Tech and design is an innovative and forward-thinking field. Yet, it still lags behind in a very important arena — gender equality.
Women who hold positions in web design, development, and UX often fall behind men in pay and leadership positions.
The Wall Street Journal shows the salary difference in “What’s Your Pay Gap?”
The tool, which displays median earnings based on data from the U.S. Census Bureau, shows that men out-earn women for both web development and general design.
Web Developer Median Earnings
Designer Median Earnings
While women are making less than their male counterparts, they are growing their presence in these fields. But, it hasn’t necessarily had a positive impact.
When women in large numbers enter an industry, wages in that field often fall. This was the case for the design field. The New York Times reported that wages fell by 34 percent as a large number of women entered the design field.
There are more women in design, but they are still lagging when it comes to salary and leadership positions. So, what can we do to foster more gender equality in the web design community?
Work from both sides of the gender equality problem
Gender equality is not a problem of men versus women. Many of the reasons that gender discrepancies exist are because both men and women fail to make changes that will level the playing field.
To develop more gender equality in web design, and other fields, both men and women need to make a conscious effort to change together.
Acknowledge unconscious bias
One driver of gender inequality is something that is often unintentional. It’s the result of an unconscious bias that is responsible for shaping the way we see the world.
These rapid thoughts are not intentional, but rather rooted in unconscious thought associations that have been shaped by our experiences and exposure to influences such as media, interpersonal relationships, and culture.
An example of the power of unconscious bias is exposed in the Heidi vs. Howard case study. Students at Columbia Business school were given a case study about former Apple executive, Heidi Roizen. Some classes were given the case study with the name “Heidi” while others were given the study with the executive’s name changed to “Howard.” Students rated “Heidi” and “Howard” to be equally competent, but they liked “Howard” more.
This is an example of how unconscious bias can take control even if we approach situations with the best intentions and belief that we are being fair.
To achieve more gender equality in web design, we all need to be aware of our susceptibility to feed into our unconscious bias.
We should strive to be more aware of what we think about people and why we think it.
Prevent snap judgments and avoid confirmation bias
Making ourselves more aware of bias can help use develop more gender equality in another way. It can prevent us from making snap judgments.
Snap judgments, also known as first impressions, are the immediate thoughts we have about a person when we meet them. They are often formed by our unconscious bias, and they are very hard to shake. Because when we make an initial judgment, we look for reasons to validate it.
“Once an impression is in place, we tend to use later information to confirm and not challenge it,” as explained in ”Gender Equality by Design’: Building a More Inclusive and Productive Workplace” by the Wharton School of Business.
To find our way to more gender equality, we need to set up systems that prevent snap judgment and limit confirmation bias. According Iris Bohnet, author of “What Works: Gender Equality by Design”:
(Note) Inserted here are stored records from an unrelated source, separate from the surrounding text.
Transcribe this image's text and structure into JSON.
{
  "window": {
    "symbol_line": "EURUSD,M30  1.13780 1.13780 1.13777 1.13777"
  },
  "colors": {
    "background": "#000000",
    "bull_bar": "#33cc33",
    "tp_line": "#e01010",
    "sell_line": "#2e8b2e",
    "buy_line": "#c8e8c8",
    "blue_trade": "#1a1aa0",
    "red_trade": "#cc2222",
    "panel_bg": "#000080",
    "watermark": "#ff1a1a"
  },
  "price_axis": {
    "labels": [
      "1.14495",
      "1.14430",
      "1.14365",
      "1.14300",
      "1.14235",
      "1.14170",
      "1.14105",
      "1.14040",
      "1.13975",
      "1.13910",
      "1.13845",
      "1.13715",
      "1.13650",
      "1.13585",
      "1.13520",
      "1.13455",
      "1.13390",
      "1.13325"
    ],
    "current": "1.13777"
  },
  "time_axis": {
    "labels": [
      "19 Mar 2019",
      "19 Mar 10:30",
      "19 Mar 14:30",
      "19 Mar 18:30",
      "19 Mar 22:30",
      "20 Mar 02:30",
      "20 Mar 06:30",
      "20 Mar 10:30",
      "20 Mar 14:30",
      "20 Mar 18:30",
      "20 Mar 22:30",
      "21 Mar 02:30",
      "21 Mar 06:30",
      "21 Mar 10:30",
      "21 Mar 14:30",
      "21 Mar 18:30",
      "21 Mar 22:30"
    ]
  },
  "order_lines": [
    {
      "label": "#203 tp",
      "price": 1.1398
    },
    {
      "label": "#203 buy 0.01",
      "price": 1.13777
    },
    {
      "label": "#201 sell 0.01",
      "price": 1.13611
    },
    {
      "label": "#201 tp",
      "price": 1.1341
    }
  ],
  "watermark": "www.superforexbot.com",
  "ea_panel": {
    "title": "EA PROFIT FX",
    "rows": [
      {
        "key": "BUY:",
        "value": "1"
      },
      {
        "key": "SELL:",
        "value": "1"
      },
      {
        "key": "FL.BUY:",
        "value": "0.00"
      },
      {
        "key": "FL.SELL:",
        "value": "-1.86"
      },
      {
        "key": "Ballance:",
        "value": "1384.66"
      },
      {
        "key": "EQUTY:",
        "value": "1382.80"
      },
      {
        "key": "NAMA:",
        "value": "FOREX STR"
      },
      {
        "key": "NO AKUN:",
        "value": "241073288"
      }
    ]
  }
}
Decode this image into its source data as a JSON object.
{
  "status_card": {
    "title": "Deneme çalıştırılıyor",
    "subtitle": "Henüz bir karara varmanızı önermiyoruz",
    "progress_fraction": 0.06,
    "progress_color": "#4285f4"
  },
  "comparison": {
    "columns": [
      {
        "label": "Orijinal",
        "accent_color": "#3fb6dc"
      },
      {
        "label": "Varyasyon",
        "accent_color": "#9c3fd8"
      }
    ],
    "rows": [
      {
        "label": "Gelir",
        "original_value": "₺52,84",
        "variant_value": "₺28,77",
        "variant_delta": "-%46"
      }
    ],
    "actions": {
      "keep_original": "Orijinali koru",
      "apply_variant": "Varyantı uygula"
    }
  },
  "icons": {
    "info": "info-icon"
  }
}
“Formulaic approaches measuring individual performance to determine compensation work better for women.”
An example of this theory occurred in the music industry when the nation’s top orchestras started having musicians audition from behind a screen. This system increased the likelihood that a woman would advance to the next round by 50 percent.
In design, we need to do the same thing, and start looking at design samples, resumes and portfolios before using designer gender to make snap judgments and set ourselves up for confirmation bias.
Build strong advocacy networks
We all know the idiom, “old boy’s network.” It’s a phrase that describes a group of men who use their connections to advance their careers.
While women are integrating themselves more and more into professional communities and the connected workforce, they are still lagging behind when it comes to the impact that their professional networks have on their careers.
Women’s professional networks include more mentor-style relationships. Women tend coach and advise each other. On the other hand, men’s professional networks include more sponsor-style relationships. Men tend to speak out and advocate for each other.
A study on MBA graduates and the impact of mentor- versus sponsor-style relationships found that advocate-style relationships led men in the study to receive 15-percent more promotions than the women with mentor-style relationships.
To promote more gender equality in the web design community, both men and women need to speak out more and advocate on behalf of other talented, deserving and hard-working female web designers.
Practice methods of the Gender Equality Toolkit
Leyla Acaroglu, designer and sociologist, noticed the lack of gender equality in the design community and teamed up with The Professional Association for Design to create a tool to help.
Acaroglu and her team conducted a year-long research project to identify the main causes of gender bias and create the Gender Equality Toolkit.
The tool is designed to address cognitive bias using activities that promote empathy and appreciation. It also uses prompts that help women learn how to handle workplace situations, such as negotiating and taking on leadership positions.
With more awareness of the underlying issues that create gender equality and more members of the design community seeking solutions to the problem, it is far more likely for women to catch their male counterparts in salary and leadership positions and claim their equal place in design world.
Also published on Medium.